Malting: More than 50 per cent of Scotch barley (800,000 tonnes) is malted, expending energy on transport, germination and kilning. Cartage costs from farm to maltster and distillery represent 60 per cent of the malt cost, whereas kilning uses around 72 per cent of the malting energy. Age and plant type, energy source, malt specifications, and volumes are all variables for each malting facility. However, indicative numbers are that for every tonne of malt, 0.40 to 0.26 tonnes of CO2 are generated.
Glass: Liquid whisky require bottles to take the product from a distillery through the global distribution chain to the consumer for consumption. Assiduous analysis by Dr Richard Smart in 2019 reported on the worldwide wine industry that 68 per cent of the GHGE is due to the wine bottle, the balance being 15 per cent for grape-growing and 17 per cent for wine-making. Where whisky lacks wine’s terroir, there are greater transporting demands for grain, higher manufacturing costs (malting, distilling), and usually weightier bottles, often a third heavier. Even cultivation benchmarks have a kilo of malt producing 0.56 to 1.3 kilos of CO2, compared to grapes at 0.4 kilos. A 2019 US study reported manufacturing a bottle of whisky produces 6.5 lbs or 3 kilos of CO2, with European studies calculating the glass bottle alone yields 1.0 to 1.5 kilos of CO2.
Transport and travel: The bulk of the components to manufacture whisky, such as grain and casks, necessitate regional or transnational movements before packaging and selling costs. Second-use cask wood imported from America or Europe is first logged, cut, trucked, coopered and sent to an originating bourbon distillery or wine bodega. Bottles, some made in different continents, are shipped before bottling, filled with whisky and trucked to port for international shipping, before train and truck from warehouses to the store or bar, then ultimately to the consumer. An often-overlooked and major contributor to GHGE is business travel. Medium to large distilleries exporting to overseas markets can rack up millions of air kilometres a year where a return premium economy flight, Heathrow to JFK, generates 3 metric tonnes of CO2. The hundreds or thousands of flights yearly for sales meetings, market and distributor reviews, conventions and whisky shows, ambassador events, executive conferences, supplier and purchasing visits, production assessments and media and marketing projects generate hundreds of tonnes of GHGE.

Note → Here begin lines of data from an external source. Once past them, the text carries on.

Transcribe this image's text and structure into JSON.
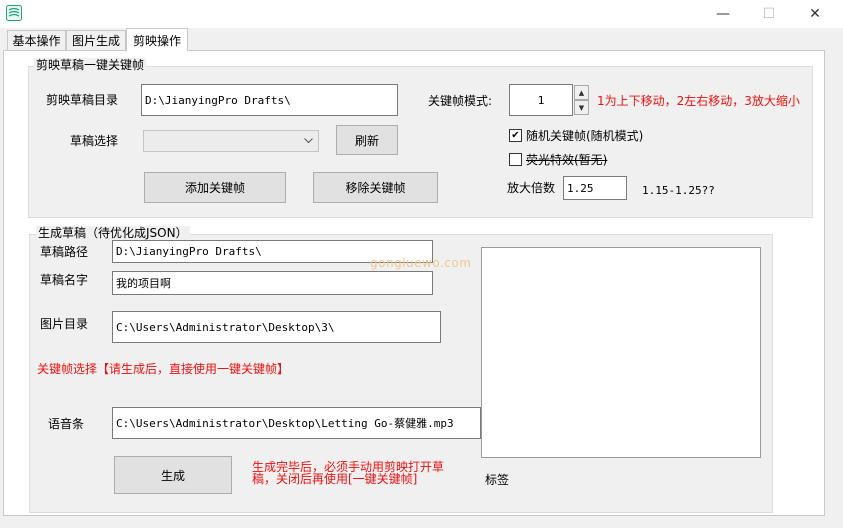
{
  "window": {
    "minimize_glyph": "—",
    "maximize_glyph": "☐",
    "close_glyph": "✕"
  },
  "tabs": [
    {
      "label": "基本操作"
    },
    {
      "label": "图片生成"
    },
    {
      "label": "剪映操作"
    }
  ],
  "keyframe_group": {
    "title": "剪映草稿一键关键帧",
    "draft_dir_label": "剪映草稿目录",
    "draft_dir_value": "D:\\JianyingPro Drafts\\",
    "draft_select_label": "草稿选择",
    "draft_select_value": "",
    "refresh_label": "刷新",
    "add_keyframe_label": "添加关键帧",
    "remove_keyframe_label": "移除关键帧",
    "mode_label": "关键帧模式:",
    "mode_value": "1",
    "mode_hint": "1为上下移动，2左右移动，3放大缩小",
    "random_keyframe_label": "随机关键帧(随机模式)",
    "random_keyframe_checked": true,
    "glow_effect_label": "荧光特效(暂无)",
    "glow_effect_checked": false,
    "zoom_label": "放大倍数",
    "zoom_value": "1.25",
    "zoom_range": "1.15-1.25??"
  },
  "generate_group": {
    "title": "生成草稿（待优化成JSON）",
    "draft_path_label": "草稿路径",
    "draft_path_value": "D:\\JianyingPro Drafts\\",
    "draft_name_label": "草稿名字",
    "draft_name_value": "我的项目啊",
    "image_dir_label": "图片目录",
    "image_dir_value": "C:\\Users\\Administrator\\Desktop\\3\\",
    "keyframe_hint": "关键帧选择【请生成后，直接使用一键关键帧】",
    "voice_label": "语音条",
    "voice_value": "C:\\Users\\Administrator\\Desktop\\Letting Go-蔡健雅.mp3",
    "generate_label": "生成",
    "generate_hint_line1": "生成完毕后，必须手动用剪映打开草",
    "generate_hint_line2": "稿，关闭后再使用[一键关键帧]",
    "tag_label": "标签"
  },
  "watermark": "gongluewo.com",
  "colors": {
    "hint_red": "#ee1111",
    "watermark": "#f0c890"
  }
}
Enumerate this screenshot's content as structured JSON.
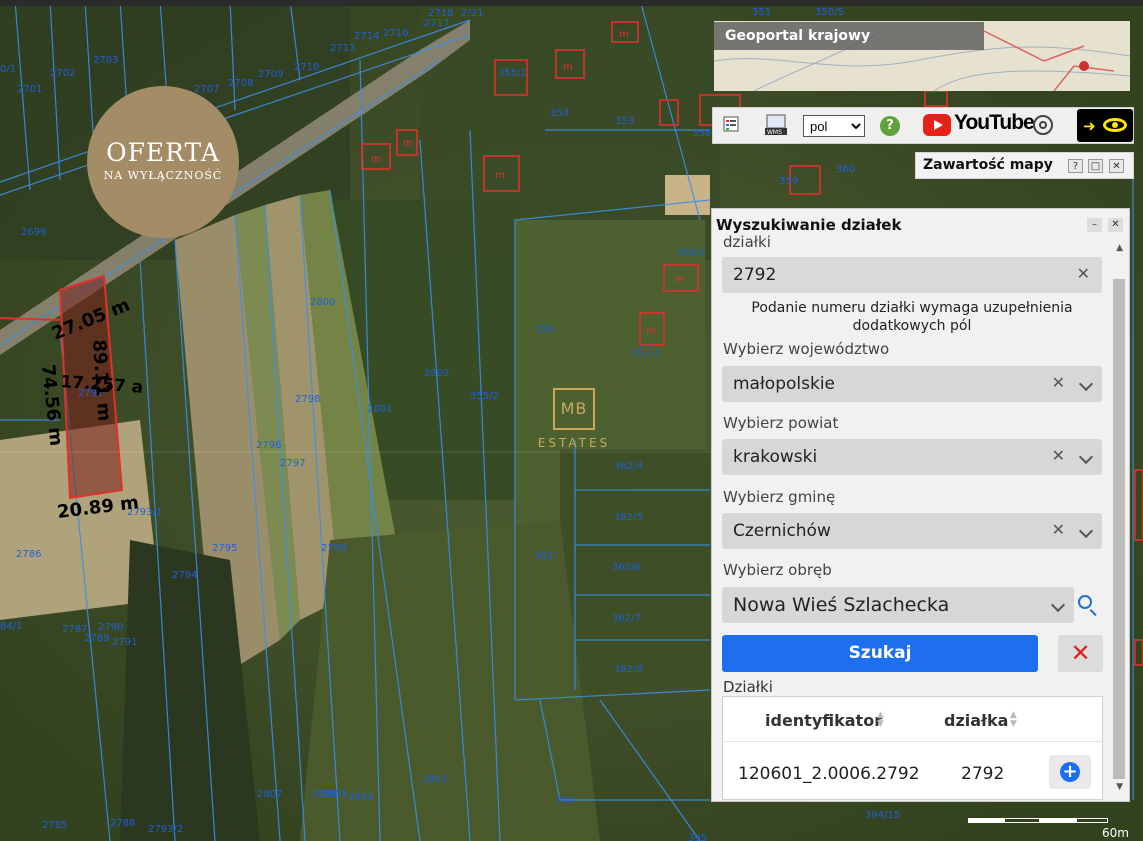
{
  "badge": {
    "line1": "OFERTA",
    "line2": "NA WYŁĄCZNOŚĆ"
  },
  "logo": {
    "mark": "MB",
    "sub": "ESTATES"
  },
  "geoportal": {
    "title": "Geoportal krajowy"
  },
  "toolbar": {
    "language_value": "pol",
    "language_options": [
      "pol"
    ],
    "youtube_label": "YouTube",
    "help_label": "?",
    "icons": [
      "legend-icon",
      "wms-icon",
      "help-icon",
      "youtube-icon",
      "accessibility-icon",
      "contrast-eye-icon"
    ]
  },
  "map_content": {
    "title": "Zawartość mapy",
    "help": "?",
    "close": "✕"
  },
  "panel": {
    "title": "Wyszukiwanie działek",
    "section_label": "działki",
    "parcel_number": "2792",
    "info": "Podanie numeru działki wymaga uzupełnienia dodatkowych pól",
    "voivodeship": {
      "label": "Wybierz województwo",
      "value": "małopolskie"
    },
    "county": {
      "label": "Wybierz powiat",
      "value": "krakowski"
    },
    "commune": {
      "label": "Wybierz gminę",
      "value": "Czernichów"
    },
    "precinct": {
      "label": "Wybierz obręb",
      "value": "Nowa Wieś Szlachecka"
    },
    "search_button": "Szukaj",
    "clear_button": "✕",
    "results_label": "Działki",
    "table": {
      "headers": [
        "identyfikator",
        "działka"
      ],
      "rows": [
        {
          "id": "120601_2.0006.2792",
          "parcel": "2792"
        }
      ]
    }
  },
  "map": {
    "highlight_color": "#e0312b",
    "parcel_line_color": "#3a8fe8",
    "dimension_labels": [
      "27.05 m",
      "74.56 m",
      "89.11 m",
      "20.89 m",
      "17.257 a"
    ],
    "parcel_labels": [
      "2718",
      "2/21",
      "351",
      "350/5",
      "2701",
      "2702",
      "2703",
      "2707",
      "2708",
      "2709",
      "2710",
      "2713",
      "2714",
      "2716",
      "2717",
      "355/1",
      "354",
      "353",
      "358",
      "360",
      "359",
      "358/2",
      "2699",
      "2800",
      "2798",
      "2801",
      "2802",
      "356",
      "357/1",
      "355/2",
      "2796",
      "2797",
      "2793/1",
      "2786",
      "2795",
      "2799",
      "2794",
      "362/4",
      "362/5",
      "363",
      "362/6",
      "362/7",
      "362/8",
      "2787",
      "2789",
      "2790",
      "2791",
      "84/1",
      "2807",
      "2805",
      "2804",
      "2803",
      "364",
      "2785",
      "2788",
      "2793/2",
      "394/15",
      "395",
      "349/2",
      "2798"
    ],
    "scale_label": "60m"
  }
}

The glen might be getting greener. Now, CO2 reductions are sought beyond the distillery.